I inmidiatly told him what has happen , that I could see the ship , I was able to see the explosion , so I told him that now it was a matter of putting that shot on a ship - he gave me his location on a map and we started shooting - We were shooting at about 8 to 10 nautical miles from the radar , the amunition took about 50 seconds to reach target -
During those first nights we never came close to the ships , the Air Post Command to whom we reported was aware of what was going on , even though we were trying to make it to the ship , since the ships were moving , we could not come close - One night the air post command calls me and tells me that a Navy Officer of the same seniority as mine and Dfunchio wanted to come to the radar and try to help us out with what we were doing - A few moments latter a Naval Officer shows up at the radar , brillant man , very courage man , and became a very close friend of mine latter in life - This Officer ( actualy Commander of the Argentine Fleet ) came into the radar , introduce himself and ask me what we were trying to do , I explaine to him what was going on , I told him the problems we had because the ship was always moving and that way we would not be able to hit it - He laugh and said : The ship will not stop for you to shot at it , but let me tell you something , I 'll do the math adding to the equation the ships movement but you better put the helmet down to your neck because when those ships find out what we are going to do , they will not like it -

reydelcastillo
Member
Posts: 57
Joined: Sun Mar 28, 2010 3:07 pm
Location: USA

Re: Malvinas/Falklands war - Alleged attack on HMS Invincible

Post by reydelcastillo » Tue Mar 30, 2010 9:19 pm

Every night from then on he show up at the radar with pen and pencil , he was able to put in the equation all the known parameters plus the speed of the ship ( about 8 Knots ) and we were shooting every knight , we know we have come close enough to make them not feel safe at all , there are reports on British Books of those shots fired at them that have come very close - There is a drawing from a British Naval Officer in a book of the Ship and 5 shots around - So we did the tracking through the radar , The Navy Officer did all the Math and gave the instructions in order to fire ahead of time so that the shot would reach the target just in time for the ship to meet the amunition -

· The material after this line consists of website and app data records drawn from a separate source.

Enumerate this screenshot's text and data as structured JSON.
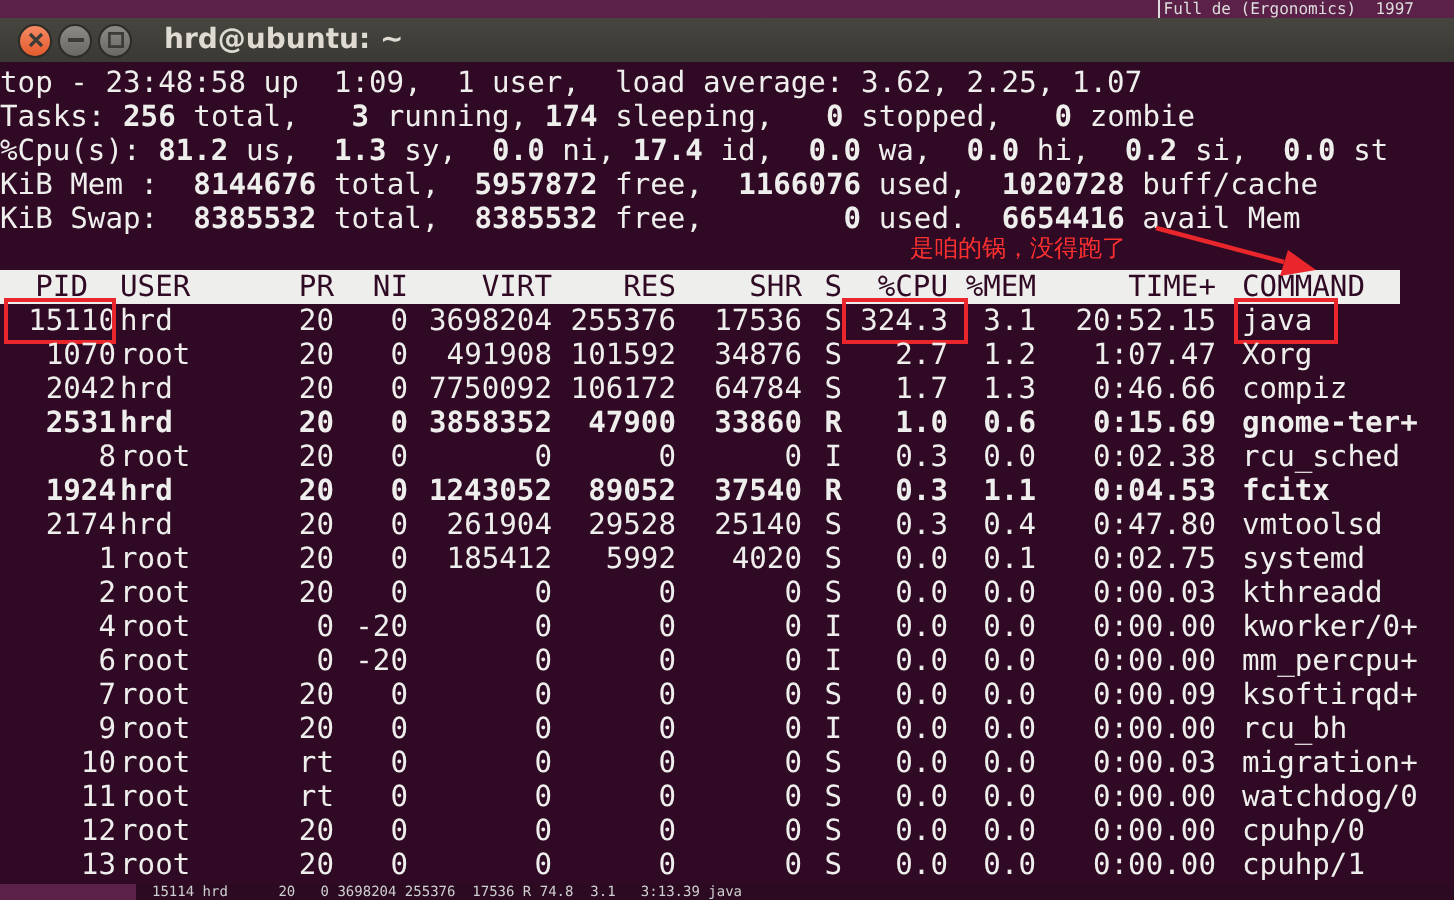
{
  "desktop": {
    "background_window_text": "Full de (Ergonomics)  1997"
  },
  "window": {
    "title": "hrd@ubuntu: ~"
  },
  "summary_lines": [
    "top - 23:48:58 up  1:09,  1 user,  load average: 3.62, 2.25, 1.07",
    "Tasks: **256** total,   **3** running, **174** sleeping,   **0** stopped,   **0** zombie",
    "%Cpu(s): **81.2** us,  **1.3** sy,  **0.0** ni, **17.4** id,  **0.0** wa,  **0.0** hi,  **0.2** si,  **0.0** st",
    "KiB Mem :  **8144676** total,  **5957872** free,  **1166076** used,  **1020728** buff/cache",
    "KiB Swap:  **8385532** total,  **8385532** free,        **0** used.  **6654416** avail Mem"
  ],
  "table": {
    "columns": [
      "PID",
      "USER",
      "PR",
      "NI",
      "VIRT",
      "RES",
      "SHR",
      "S",
      "%CPU",
      "%MEM",
      "TIME+",
      "COMMAND"
    ],
    "rows": [
      {
        "bold": false,
        "boxed": [
          true,
          false,
          false,
          false,
          false,
          false,
          false,
          false,
          true,
          false,
          false,
          true
        ],
        "cells": [
          "15110",
          "hrd",
          "20",
          "0",
          "3698204",
          "255376",
          "17536",
          "S",
          "324.3",
          "3.1",
          "20:52.15",
          "java"
        ]
      },
      {
        "bold": false,
        "cells": [
          "1070",
          "root",
          "20",
          "0",
          "491908",
          "101592",
          "34876",
          "S",
          "2.7",
          "1.2",
          "1:07.47",
          "Xorg"
        ]
      },
      {
        "bold": false,
        "cells": [
          "2042",
          "hrd",
          "20",
          "0",
          "7750092",
          "106172",
          "64784",
          "S",
          "1.7",
          "1.3",
          "0:46.66",
          "compiz"
        ]
      },
      {
        "bold": true,
        "cells": [
          "2531",
          "hrd",
          "20",
          "0",
          "3858352",
          "47900",
          "33860",
          "R",
          "1.0",
          "0.6",
          "0:15.69",
          "gnome-ter+"
        ]
      },
      {
        "bold": false,
        "cells": [
          "8",
          "root",
          "20",
          "0",
          "0",
          "0",
          "0",
          "I",
          "0.3",
          "0.0",
          "0:02.38",
          "rcu_sched"
        ]
      },
      {
        "bold": true,
        "cells": [
          "1924",
          "hrd",
          "20",
          "0",
          "1243052",
          "89052",
          "37540",
          "R",
          "0.3",
          "1.1",
          "0:04.53",
          "fcitx"
        ]
      },
      {
        "bold": false,
        "cells": [
          "2174",
          "hrd",
          "20",
          "0",
          "261904",
          "29528",
          "25140",
          "S",
          "0.3",
          "0.4",
          "0:47.80",
          "vmtoolsd"
        ]
      },
      {
        "bold": false,
        "cells": [
          "1",
          "root",
          "20",
          "0",
          "185412",
          "5992",
          "4020",
          "S",
          "0.0",
          "0.1",
          "0:02.75",
          "systemd"
        ]
      },
      {
        "bold": false,
        "cells": [
          "2",
          "root",
          "20",
          "0",
          "0",
          "0",
          "0",
          "S",
          "0.0",
          "0.0",
          "0:00.03",
          "kthreadd"
        ]
      },
      {
        "bold": false,
        "cells": [
          "4",
          "root",
          "0",
          "-20",
          "0",
          "0",
          "0",
          "I",
          "0.0",
          "0.0",
          "0:00.00",
          "kworker/0+"
        ]
      },
      {
        "bold": false,
        "cells": [
          "6",
          "root",
          "0",
          "-20",
          "0",
          "0",
          "0",
          "I",
          "0.0",
          "0.0",
          "0:00.00",
          "mm_percpu+"
        ]
      },
      {
        "bold": false,
        "cells": [
          "7",
          "root",
          "20",
          "0",
          "0",
          "0",
          "0",
          "S",
          "0.0",
          "0.0",
          "0:00.09",
          "ksoftirqd+"
        ]
      },
      {
        "bold": false,
        "cells": [
          "9",
          "root",
          "20",
          "0",
          "0",
          "0",
          "0",
          "I",
          "0.0",
          "0.0",
          "0:00.00",
          "rcu_bh"
        ]
      },
      {
        "bold": false,
        "cells": [
          "10",
          "root",
          "rt",
          "0",
          "0",
          "0",
          "0",
          "S",
          "0.0",
          "0.0",
          "0:00.03",
          "migration+"
        ]
      },
      {
        "bold": false,
        "cells": [
          "11",
          "root",
          "rt",
          "0",
          "0",
          "0",
          "0",
          "S",
          "0.0",
          "0.0",
          "0:00.00",
          "watchdog/0"
        ]
      },
      {
        "bold": false,
        "cells": [
          "12",
          "root",
          "20",
          "0",
          "0",
          "0",
          "0",
          "S",
          "0.0",
          "0.0",
          "0:00.00",
          "cpuhp/0"
        ]
      },
      {
        "bold": false,
        "cells": [
          "13",
          "root",
          "20",
          "0",
          "0",
          "0",
          "0",
          "S",
          "0.0",
          "0.0",
          "0:00.00",
          "cpuhp/1"
        ]
      }
    ]
  },
  "annotation": {
    "text": "是咱的锅，没得跑了",
    "arrow": true
  },
  "background_terminal_line": "15114 hrd      20   0 3698204 255376  17536 R 74.8  3.1   3:13.39 java"
}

reydelcastillo
Member
Posts: 57
Joined: Sun Mar 28, 2010 3:07 pm
Location: USA

Re: Malvinas/Falklands war - Alleged attack on HMS Invincible

Post by reydelcastillo » Tue Mar 30, 2010 9:23 pm


User avatar
marcelo_malara
Senior Member
Posts: 1072
Joined: Sun Oct 02, 2005 11:14 pm
Location: buenos aires

Re: Malvinas/Falklands war - Alleged attack on HMS Invincible

Post by marcelo_malara » Tue Mar 30, 2010 9:43 pm

Thanks for the info Enrique, I have to congratulate you and your buddy for the inventive displayed. Back to the technicalities, did you get range and bearing from the radar? How was the target speed estimated? Were you passing corrections by fall of shot to the battery?

Regards

Post Reply